Dr. Buss is a board certified orthopaedic surgeon specializing in disorders of the shoulder and elbow. He is the founder of Sports & Orthopaedic Specialists. His past academic affiliations with the University of Minnesota include Associate Professor in the Department of Orthopaedics, Associate Professor in the Department of Family Medicine, and Director of Shoulder Services for the Department of Orthopaedics.

Dr. Buss earned his Doctor of Medicine from the University of Minnesota in 1983. After completing his residency at the Hospital for Special Surgery (a prestigious specialty hospital) through Cornell University Medical Center in New York City, he sought additional training through a Fellowship program in the areas of shoulder and sports medicine. He is certified by the American Board of Orthopaedic Surgeons, and is a member of the American Academy of Orthopaedic Surgeons. Other academic affiliations include membership in the American Shoulder and Elbow Society, the Association of Bone and Joint Surgeons, and the American Orthopaedic Society for Sports Medicine.

Dr. Buss served as team physician for the Minnesota Twins from 1990 – 2012. He is an orthopaedic consultant to the University of Minnesota varsity athletes, Macalester College and Northshore Gymnastics. He was the medical director for the 1991 U.S. National Figure Skating and the 1998 World’s Figure Skating Championships.

Dr. Buss is the author of numerous papers and book chapters. He lectures nationally and internationally and has taught a variety of medical courses. His expertise includes topics such as open and arthroscopic shoulder surgery, impingement syndrome, the evaluation and management of elbow pain as well as shoulder problems in sports medicine, total shoulder replacement, acromioplasty techniques and the clinical presentation and surgical treatment of supraglenoid cysts.

His research can be found in such publications as the Journal of Bone and Joint Surgery, the American Journal of Sports Medicine, and the Journal of Shoulder and Elbow Surgery, and various academic textbooks. He is also a professional consultant reviewer for the American Journal of Sports Medicine and the Journal of Shoulder and Elbow Surgery.

Dr. Buss has practiced medicine in the Twin Cities since 1989 and founded Sports & Orthopaedic Specialists in 1999.

Dr. Ramaiah Muthyala
Dr. Ramaiah Muthyala holds Ph.D (Natural Products), Ph.D. (Heterocyclic Chemistry) and MBA (International Management). He is Fellow of Royal Society of Chemistry.
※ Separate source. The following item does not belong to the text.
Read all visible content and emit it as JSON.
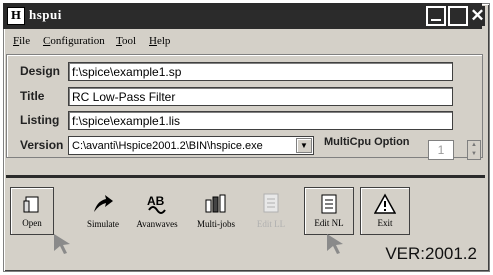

Among other awards, he received SC Amita award from the Indian Chemical Society. He has been editor or and coeditor of books, book chapters and has been in editorial boards of ARKIVOC, Mini-reviews in Medicinal Chemistry. For the last 12 years, Dr. Muthyala has been at the University of Minnesota where he was Associate Director, Center for Drug Design, and Associate Director (pre-clinical development) Center for Orphan Drug Research. He is also Associate Professor, Department of Experimental Clinical Pharmacology and Adjunct Professor, Department of Medicine. His research interests focused in rare diseases – the discovery and development of therapeutics for drug resistant bacterial infections, neurological diseases such as SCA1 and hemoglobinopathy such sickle cell disease. In his research, drug repositioning takes major emphasis to discovering drug leads.